EXERCISE OBJECTIVE
Which lines of the data contain the string "Poder"? Copy every one.

TASK INPUTS
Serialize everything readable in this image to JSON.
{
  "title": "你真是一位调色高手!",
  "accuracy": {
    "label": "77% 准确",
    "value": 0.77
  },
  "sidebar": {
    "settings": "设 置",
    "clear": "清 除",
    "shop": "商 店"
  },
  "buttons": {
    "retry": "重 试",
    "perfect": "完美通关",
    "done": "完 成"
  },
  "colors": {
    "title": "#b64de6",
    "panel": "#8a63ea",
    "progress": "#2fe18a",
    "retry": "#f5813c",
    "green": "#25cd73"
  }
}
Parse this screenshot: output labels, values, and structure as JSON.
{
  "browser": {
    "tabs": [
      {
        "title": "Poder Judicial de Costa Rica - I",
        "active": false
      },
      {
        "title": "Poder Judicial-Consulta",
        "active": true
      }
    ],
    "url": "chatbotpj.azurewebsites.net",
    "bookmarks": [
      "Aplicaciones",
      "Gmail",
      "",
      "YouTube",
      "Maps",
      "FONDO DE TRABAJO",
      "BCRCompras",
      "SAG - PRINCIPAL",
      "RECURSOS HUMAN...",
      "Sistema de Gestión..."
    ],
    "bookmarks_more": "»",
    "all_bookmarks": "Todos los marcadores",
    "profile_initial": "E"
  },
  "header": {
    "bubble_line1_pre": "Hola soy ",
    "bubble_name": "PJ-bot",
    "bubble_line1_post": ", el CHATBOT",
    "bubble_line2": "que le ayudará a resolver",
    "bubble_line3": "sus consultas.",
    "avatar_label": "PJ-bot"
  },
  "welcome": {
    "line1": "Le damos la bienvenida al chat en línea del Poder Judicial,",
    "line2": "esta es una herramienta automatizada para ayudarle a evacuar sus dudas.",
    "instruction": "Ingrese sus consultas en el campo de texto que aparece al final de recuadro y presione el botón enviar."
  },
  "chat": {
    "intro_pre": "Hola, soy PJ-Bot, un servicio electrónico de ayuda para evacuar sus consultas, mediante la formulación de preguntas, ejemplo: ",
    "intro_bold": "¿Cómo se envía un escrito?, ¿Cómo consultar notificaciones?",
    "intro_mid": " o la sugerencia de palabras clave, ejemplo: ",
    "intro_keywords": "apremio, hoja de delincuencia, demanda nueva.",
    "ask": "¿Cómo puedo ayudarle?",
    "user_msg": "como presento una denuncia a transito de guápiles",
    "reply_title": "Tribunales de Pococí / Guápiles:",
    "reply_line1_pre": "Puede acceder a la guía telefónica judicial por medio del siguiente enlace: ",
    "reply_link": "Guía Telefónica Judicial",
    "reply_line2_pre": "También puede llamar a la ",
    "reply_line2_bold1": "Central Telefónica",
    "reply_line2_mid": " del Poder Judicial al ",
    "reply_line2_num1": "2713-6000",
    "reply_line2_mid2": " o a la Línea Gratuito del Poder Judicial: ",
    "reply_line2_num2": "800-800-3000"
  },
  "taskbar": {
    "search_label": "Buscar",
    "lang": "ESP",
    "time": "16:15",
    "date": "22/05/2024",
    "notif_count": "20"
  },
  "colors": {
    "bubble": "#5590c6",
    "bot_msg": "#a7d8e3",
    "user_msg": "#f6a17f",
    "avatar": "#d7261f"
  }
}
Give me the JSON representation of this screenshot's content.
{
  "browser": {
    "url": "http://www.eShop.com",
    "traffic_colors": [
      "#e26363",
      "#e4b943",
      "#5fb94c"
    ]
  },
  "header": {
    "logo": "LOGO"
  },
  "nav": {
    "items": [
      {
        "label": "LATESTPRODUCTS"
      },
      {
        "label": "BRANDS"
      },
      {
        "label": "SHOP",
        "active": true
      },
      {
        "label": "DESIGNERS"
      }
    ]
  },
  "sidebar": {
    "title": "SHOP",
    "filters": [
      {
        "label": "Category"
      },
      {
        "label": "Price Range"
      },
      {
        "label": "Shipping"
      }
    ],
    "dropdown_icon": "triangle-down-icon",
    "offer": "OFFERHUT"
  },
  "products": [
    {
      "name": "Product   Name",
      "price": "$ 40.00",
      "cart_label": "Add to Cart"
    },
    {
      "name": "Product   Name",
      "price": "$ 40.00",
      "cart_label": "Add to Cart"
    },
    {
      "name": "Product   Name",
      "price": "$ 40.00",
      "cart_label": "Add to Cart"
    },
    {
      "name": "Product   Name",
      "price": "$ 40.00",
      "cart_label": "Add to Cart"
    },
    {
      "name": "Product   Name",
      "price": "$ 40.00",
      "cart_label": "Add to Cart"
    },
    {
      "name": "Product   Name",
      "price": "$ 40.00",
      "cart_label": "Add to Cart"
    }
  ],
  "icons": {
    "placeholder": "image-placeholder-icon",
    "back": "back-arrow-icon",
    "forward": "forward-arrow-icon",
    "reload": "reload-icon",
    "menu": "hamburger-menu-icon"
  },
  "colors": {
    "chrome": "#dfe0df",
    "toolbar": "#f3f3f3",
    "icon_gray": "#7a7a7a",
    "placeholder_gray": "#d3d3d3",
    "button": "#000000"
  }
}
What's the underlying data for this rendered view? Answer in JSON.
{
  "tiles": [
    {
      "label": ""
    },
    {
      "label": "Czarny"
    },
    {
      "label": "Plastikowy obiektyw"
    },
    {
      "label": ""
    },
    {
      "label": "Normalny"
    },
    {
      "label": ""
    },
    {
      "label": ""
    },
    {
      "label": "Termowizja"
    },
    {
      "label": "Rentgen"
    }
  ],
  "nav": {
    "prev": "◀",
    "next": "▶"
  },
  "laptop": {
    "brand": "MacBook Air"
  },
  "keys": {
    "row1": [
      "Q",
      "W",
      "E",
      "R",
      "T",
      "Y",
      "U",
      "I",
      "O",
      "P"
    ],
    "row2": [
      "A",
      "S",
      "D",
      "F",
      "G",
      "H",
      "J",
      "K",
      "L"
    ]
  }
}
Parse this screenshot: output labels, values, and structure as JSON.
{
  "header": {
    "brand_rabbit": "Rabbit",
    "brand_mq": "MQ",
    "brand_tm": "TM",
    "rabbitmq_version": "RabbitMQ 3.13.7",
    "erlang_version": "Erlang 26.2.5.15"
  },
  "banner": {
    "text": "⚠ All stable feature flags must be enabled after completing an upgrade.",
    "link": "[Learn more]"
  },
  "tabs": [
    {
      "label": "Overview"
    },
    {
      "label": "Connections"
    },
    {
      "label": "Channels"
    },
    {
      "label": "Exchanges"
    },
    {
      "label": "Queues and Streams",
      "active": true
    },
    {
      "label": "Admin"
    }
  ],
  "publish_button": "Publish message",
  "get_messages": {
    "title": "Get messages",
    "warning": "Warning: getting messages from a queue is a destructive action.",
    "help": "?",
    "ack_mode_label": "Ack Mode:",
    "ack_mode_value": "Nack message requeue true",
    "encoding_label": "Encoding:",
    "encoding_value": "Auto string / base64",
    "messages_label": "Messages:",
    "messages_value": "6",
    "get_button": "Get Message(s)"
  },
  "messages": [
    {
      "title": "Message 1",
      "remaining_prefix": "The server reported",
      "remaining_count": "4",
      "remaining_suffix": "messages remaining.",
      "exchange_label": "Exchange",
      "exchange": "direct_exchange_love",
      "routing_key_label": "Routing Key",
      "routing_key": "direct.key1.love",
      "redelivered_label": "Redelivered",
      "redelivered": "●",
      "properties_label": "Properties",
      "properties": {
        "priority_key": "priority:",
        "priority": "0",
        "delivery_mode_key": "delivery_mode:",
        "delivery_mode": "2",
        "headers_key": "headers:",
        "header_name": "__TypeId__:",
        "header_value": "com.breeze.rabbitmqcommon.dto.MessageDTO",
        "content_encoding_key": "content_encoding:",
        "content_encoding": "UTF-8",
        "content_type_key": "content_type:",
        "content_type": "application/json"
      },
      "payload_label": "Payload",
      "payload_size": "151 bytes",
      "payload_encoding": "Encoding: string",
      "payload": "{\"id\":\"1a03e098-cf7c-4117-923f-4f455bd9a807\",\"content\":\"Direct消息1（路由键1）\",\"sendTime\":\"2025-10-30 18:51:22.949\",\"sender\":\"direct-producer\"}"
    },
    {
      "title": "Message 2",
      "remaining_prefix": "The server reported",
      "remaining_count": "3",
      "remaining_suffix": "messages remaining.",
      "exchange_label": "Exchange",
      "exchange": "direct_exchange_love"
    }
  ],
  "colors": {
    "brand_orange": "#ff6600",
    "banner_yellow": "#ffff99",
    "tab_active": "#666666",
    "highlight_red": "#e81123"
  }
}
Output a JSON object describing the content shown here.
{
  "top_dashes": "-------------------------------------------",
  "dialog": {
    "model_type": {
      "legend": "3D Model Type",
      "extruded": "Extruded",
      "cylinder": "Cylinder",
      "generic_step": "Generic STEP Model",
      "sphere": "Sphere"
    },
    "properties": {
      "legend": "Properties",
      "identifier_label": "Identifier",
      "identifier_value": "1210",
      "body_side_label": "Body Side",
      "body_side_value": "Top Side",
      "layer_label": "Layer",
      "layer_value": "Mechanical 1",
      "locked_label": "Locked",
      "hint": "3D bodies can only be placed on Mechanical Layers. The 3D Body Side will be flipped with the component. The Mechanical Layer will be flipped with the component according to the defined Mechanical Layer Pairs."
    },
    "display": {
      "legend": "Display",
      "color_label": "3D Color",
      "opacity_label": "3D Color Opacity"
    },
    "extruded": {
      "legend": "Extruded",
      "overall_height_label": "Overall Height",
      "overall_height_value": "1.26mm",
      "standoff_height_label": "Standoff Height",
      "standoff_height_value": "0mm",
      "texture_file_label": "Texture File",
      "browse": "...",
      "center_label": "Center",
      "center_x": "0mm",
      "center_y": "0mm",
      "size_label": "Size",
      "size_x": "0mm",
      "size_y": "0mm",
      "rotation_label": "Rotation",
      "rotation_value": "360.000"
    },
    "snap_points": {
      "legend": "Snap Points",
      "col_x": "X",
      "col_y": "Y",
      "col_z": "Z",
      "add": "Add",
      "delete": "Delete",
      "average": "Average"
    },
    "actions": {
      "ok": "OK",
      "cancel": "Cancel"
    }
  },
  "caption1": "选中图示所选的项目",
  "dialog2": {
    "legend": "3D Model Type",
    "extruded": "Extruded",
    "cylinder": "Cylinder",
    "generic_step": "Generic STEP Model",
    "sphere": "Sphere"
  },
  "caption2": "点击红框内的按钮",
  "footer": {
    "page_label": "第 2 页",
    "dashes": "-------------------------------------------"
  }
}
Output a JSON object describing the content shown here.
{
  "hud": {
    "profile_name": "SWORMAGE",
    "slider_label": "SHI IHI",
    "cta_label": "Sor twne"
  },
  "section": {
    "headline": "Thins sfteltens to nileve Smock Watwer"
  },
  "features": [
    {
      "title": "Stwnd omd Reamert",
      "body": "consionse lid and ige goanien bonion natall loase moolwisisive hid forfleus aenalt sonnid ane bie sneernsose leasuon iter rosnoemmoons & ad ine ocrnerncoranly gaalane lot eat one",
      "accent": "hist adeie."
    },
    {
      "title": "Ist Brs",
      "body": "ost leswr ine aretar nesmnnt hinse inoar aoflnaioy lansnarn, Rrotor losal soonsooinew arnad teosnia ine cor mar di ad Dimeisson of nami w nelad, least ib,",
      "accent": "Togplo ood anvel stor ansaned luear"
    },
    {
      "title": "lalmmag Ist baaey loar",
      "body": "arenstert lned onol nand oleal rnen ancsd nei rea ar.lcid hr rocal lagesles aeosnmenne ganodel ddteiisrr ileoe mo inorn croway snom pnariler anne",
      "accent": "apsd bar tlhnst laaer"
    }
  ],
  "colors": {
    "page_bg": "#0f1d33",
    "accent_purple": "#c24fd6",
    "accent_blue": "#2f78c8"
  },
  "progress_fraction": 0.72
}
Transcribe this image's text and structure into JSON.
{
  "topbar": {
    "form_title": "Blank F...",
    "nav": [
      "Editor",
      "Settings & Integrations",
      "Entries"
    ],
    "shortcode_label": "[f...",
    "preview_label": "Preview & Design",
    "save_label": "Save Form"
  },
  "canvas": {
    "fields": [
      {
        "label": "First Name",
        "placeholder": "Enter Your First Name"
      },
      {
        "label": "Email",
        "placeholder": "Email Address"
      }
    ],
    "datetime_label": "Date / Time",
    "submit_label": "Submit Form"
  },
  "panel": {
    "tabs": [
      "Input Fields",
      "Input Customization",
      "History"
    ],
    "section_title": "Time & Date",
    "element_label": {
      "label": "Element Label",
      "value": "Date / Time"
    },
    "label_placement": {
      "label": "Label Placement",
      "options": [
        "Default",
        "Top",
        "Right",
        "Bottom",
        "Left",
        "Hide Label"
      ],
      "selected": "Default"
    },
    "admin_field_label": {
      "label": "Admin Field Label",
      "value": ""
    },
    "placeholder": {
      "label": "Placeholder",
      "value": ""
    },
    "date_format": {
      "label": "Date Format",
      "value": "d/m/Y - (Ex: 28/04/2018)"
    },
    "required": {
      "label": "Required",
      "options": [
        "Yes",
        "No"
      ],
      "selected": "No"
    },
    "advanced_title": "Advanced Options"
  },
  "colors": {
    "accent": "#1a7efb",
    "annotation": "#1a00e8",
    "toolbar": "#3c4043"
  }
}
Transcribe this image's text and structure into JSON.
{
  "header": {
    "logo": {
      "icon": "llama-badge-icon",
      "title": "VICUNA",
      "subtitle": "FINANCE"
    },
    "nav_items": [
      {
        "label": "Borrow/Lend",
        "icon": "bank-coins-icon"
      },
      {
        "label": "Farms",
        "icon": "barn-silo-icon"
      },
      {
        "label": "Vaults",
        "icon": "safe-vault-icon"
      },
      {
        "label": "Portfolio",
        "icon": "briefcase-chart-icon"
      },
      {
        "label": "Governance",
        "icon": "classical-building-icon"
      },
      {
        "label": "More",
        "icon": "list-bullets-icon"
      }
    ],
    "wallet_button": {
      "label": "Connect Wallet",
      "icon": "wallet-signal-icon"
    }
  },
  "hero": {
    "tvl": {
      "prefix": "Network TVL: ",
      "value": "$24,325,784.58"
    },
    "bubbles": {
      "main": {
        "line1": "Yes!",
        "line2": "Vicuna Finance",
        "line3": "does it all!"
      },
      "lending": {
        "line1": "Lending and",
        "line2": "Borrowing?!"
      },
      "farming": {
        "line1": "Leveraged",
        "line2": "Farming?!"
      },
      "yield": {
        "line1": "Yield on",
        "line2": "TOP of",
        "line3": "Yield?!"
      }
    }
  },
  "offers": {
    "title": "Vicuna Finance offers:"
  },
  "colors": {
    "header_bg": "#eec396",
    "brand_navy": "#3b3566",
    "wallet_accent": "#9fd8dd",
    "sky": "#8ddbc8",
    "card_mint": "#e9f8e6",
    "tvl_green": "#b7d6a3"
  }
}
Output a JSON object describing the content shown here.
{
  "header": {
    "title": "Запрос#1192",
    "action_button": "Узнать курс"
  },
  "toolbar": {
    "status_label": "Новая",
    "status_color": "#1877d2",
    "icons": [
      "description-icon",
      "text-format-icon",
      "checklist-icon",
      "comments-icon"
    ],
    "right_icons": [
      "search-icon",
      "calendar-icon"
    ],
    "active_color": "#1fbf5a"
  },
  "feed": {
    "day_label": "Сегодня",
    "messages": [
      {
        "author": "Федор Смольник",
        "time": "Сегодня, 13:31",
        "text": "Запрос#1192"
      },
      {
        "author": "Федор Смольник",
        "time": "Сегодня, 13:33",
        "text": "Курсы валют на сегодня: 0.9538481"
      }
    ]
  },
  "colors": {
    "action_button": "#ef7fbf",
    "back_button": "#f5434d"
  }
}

ANSWER BOX
        "title": "Poder Judicial de Costa Rica - I",
        "title": "Poder Judicial-Consulta",
    "line1": "Le damos la bienvenida al chat en línea del Poder Judicial,",
    "reply_line2_mid": " del Poder Judicial al ",
    "reply_line2_mid2": " o a la Línea Gratuito del Poder Judicial: ",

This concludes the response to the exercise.